WHAT IS REQUIRED: Work through the entries below and show every line in which "badge" is found.

THE DATA:
↓

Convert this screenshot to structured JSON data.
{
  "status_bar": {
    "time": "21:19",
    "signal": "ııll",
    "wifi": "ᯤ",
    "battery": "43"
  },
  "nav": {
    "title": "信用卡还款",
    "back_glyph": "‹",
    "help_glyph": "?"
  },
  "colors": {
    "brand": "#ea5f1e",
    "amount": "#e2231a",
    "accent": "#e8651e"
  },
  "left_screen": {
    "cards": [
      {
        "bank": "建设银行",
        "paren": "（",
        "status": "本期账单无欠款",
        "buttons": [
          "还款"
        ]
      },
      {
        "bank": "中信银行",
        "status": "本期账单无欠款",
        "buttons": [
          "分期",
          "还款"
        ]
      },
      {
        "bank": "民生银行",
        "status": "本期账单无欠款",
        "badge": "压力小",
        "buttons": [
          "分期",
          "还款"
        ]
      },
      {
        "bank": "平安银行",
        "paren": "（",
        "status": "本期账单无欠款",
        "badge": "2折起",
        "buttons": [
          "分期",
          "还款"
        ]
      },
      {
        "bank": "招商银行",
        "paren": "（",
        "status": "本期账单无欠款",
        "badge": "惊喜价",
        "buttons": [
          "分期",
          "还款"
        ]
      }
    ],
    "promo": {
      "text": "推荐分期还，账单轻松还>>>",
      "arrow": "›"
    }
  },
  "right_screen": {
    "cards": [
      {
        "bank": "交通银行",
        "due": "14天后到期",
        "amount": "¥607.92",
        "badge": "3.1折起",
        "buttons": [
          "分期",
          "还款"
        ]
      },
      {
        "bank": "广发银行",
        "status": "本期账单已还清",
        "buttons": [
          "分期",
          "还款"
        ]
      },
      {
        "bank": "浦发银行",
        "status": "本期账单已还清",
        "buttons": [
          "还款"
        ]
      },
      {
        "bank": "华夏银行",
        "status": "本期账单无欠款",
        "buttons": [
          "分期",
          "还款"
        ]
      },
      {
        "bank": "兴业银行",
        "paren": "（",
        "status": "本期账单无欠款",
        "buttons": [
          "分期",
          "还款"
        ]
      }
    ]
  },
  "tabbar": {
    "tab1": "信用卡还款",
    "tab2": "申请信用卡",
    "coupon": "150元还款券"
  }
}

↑

ANSWER TO THE EXERCISE:
        "badge": "压力小",
        "badge": "2折起",
        "badge": "惊喜价",
        "badge": "3.1折起",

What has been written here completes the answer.